In addition to complete sentences, specific words, as in Décembre 2002 (2002) or individual letters, as in Juillet 2006 (2006), also serve as constitutive visual elements in Wuidar’s work. Although he does not see himself as a representative of concrete poetry, his intelligent word-image inventions evoke such associations. In A perte de vue (1970), the artist turns the title into a game that involves transforming the original wording into an anagram.
Wuidar’s paintings are polysemous, interpretations are multiple and continuously generating new meaning. As the artist himself asserts, ‘the viewer makes the artwork’.
Léon Wuidar was born in 1938 in Liège and lives and works in Esneux, Belgium. Recent solo exhibitions include ‘Léon Wuidar’, White Cube Mason’s Yard, London (2022); ‘Léon Wuidar.
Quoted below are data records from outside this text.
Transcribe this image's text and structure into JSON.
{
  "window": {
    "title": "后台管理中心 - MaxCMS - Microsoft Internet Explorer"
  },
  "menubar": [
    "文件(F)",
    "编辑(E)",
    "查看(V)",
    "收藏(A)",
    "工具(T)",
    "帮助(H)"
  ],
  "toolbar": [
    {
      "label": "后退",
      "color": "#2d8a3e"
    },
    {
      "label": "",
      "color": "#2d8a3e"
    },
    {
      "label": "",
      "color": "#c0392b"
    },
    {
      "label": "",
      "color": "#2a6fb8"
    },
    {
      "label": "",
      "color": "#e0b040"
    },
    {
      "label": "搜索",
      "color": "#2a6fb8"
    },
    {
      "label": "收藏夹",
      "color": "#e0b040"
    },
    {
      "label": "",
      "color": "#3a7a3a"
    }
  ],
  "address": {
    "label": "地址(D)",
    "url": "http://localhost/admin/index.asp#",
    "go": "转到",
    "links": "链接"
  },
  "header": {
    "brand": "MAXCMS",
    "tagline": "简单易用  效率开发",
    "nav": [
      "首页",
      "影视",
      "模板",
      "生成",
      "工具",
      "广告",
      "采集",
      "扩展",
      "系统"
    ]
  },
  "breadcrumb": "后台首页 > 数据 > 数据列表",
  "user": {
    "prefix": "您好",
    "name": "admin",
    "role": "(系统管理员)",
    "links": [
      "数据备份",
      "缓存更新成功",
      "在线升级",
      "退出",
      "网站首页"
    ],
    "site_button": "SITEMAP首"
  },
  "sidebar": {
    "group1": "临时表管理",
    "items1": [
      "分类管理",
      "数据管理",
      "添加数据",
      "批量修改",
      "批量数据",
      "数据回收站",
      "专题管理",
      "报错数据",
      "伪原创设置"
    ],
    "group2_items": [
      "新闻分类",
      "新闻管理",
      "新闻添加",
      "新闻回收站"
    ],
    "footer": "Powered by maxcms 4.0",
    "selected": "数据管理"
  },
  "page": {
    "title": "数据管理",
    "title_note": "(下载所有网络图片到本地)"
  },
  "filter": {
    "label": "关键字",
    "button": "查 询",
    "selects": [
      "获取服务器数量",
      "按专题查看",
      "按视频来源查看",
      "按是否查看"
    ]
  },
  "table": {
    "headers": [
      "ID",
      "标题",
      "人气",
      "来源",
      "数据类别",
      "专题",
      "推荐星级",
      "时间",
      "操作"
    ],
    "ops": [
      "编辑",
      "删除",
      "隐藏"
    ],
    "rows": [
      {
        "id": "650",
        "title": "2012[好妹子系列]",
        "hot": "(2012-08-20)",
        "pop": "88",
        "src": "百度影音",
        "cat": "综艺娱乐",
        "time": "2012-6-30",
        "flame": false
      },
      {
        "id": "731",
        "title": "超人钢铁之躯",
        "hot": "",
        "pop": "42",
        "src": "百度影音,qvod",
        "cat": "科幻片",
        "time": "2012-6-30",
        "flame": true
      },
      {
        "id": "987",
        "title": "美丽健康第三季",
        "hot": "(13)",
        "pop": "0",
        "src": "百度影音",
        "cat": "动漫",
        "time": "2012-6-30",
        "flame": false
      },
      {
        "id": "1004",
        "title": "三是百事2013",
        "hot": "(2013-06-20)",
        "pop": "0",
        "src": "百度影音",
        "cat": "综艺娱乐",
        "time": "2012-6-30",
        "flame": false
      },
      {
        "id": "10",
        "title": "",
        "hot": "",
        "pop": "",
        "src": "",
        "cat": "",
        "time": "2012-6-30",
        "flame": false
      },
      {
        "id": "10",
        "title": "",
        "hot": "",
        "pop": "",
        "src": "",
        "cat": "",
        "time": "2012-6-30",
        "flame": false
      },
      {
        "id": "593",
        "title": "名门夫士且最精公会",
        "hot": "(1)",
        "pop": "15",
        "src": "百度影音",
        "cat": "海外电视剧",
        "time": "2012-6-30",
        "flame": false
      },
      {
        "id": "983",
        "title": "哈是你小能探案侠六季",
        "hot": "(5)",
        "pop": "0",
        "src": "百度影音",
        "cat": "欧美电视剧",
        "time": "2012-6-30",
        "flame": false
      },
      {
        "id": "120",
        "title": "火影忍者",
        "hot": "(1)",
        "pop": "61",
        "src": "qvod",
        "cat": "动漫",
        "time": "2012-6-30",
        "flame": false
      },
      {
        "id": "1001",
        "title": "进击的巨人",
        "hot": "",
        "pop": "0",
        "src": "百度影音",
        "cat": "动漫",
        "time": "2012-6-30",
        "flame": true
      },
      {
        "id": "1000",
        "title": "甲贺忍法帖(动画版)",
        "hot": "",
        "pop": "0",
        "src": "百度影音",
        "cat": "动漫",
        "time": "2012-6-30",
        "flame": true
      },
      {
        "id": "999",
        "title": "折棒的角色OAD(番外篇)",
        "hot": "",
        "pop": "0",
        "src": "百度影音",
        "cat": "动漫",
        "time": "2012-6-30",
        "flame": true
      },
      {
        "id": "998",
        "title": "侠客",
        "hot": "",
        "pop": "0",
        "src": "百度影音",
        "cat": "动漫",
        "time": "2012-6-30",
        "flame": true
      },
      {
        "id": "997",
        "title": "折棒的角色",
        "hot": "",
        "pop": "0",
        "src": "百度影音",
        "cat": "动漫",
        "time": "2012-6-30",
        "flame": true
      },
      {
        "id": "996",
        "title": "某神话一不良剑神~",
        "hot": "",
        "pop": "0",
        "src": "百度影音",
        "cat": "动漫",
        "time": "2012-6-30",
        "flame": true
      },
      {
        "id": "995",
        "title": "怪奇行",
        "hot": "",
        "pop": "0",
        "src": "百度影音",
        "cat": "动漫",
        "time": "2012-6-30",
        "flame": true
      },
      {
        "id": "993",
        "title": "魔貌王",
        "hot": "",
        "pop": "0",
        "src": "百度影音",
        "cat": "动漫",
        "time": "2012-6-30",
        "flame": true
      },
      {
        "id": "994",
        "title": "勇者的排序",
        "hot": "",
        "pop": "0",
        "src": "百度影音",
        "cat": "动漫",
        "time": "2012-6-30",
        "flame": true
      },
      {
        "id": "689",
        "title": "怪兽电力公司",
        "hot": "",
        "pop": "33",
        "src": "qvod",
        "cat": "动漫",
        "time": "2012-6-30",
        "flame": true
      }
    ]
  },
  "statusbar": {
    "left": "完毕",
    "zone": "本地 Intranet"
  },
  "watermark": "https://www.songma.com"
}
Travaux sur papier’, Galerie LRS52, Liège, Belgium (2022); ‘La peinture au quotidien, 2001–2021’, Rodolphe Janssen, Brussels (2021); Musée des Arts Contemporains, Grand-Hornu, Belgium (2021); ‘Léon Wuidar’, Museum Haus Konstruktiv, Zurich (2020); White Cube Mason’s Yard, London (2018); ‘Inventaire’, Rodolphe Janssen, Brussels (2018); White Cube Bermondsey, London (2018); ‘Mot à mots’, Rodolphe Janssen, Brussels (2017); ‘Paintings from the 80s’, Rodolphe Janssen, Brussels (2016); Bibliotheca Wittockiana, Brussels (2010); L’Espace du Dedans, Lille (2009); and Gesellschaft für Kunst und Gestaltung, Bonn, Germany (2007). His work was also included in numerous group exhibitions including ‘L’abstraction géométrique belge’, Mouans-Sartoux, France (2015); ‘Abstractions géométriques belges’, BAM, Mons, Belgium (2014); ‘Un siècle d’art abstrait’, Musée René Magritte, Brussels (2010); ‘François Jacqmin’, Musée d’Art Moderne et d’Art Contemporain, Liège (2005); ‘Meditazione, Uno sguardo su alcuni artisti belgi’, Ville Ponti, Ricerca, Italy (2001); and ‘Pure Abstract Art, Mondriaanhuis, Amersfoort, Netherlands (1999).
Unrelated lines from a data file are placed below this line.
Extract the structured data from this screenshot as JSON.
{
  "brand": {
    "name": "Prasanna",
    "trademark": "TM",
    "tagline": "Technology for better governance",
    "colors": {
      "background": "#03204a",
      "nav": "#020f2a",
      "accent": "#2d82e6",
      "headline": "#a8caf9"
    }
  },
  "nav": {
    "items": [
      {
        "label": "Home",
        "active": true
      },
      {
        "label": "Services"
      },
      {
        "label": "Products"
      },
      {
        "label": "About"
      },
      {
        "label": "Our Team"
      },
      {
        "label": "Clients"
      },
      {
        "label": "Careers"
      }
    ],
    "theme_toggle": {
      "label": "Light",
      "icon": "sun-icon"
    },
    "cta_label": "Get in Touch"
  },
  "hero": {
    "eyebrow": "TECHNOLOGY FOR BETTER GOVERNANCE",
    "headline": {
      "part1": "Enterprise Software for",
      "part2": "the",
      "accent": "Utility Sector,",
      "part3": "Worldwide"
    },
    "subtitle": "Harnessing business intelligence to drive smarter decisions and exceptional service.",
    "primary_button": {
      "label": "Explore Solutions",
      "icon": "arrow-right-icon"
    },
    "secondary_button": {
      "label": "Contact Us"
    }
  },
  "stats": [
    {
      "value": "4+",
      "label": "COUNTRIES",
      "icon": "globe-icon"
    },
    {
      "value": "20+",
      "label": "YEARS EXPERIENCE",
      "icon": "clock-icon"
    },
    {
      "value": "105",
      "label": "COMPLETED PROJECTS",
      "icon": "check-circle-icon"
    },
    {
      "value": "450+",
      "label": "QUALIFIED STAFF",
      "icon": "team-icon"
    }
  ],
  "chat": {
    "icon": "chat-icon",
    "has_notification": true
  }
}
His work is held in international public collections including Musée des Beaux-Arts, Brussels; Bibliothèque Albertine, Brussels; Femmeldetechnisches Zentralamt, Darmstadt, Germany; Dorstener Maschinenfabrik, Dorsten, Germany; Fondation IDAC, Mondriaanhuis, Amersfoort, Netherlands; Musée d’Art Wallon, Liège, Belgium; Cabinet des Estampes, Liège, Belgium; Musée en plein air du Sart Tilman, Liège, Belgium; Centre de la Gravure et de l’image imprimée, La Louvière, Belgium; Fondation Meeus, Louvain-la-Neuve, Belgium; Musée de Mariemont, Morlanwelz, Belgium; Musée des Beaux-Arts, Verviers, Belgium; Centres Pompidou, Paris; Frac Normandie Rouen, France; and Musée des Arts Contemporains Grand-Hornu, Belgium.
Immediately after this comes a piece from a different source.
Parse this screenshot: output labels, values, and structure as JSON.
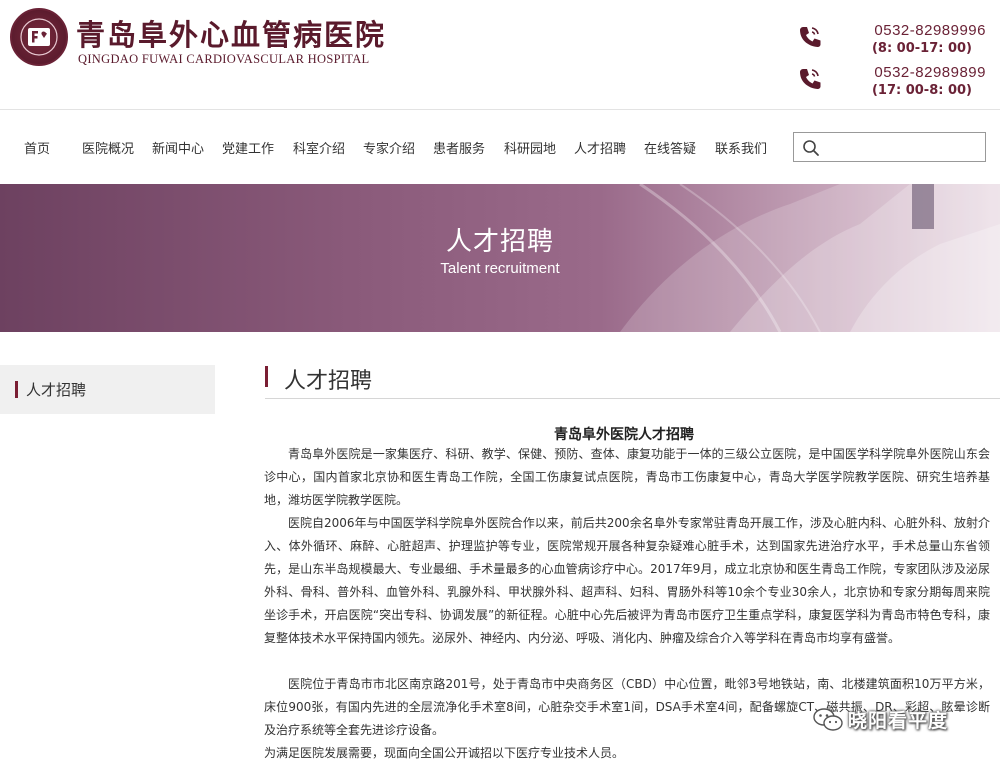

Create an Account
To view available artworks and access prices.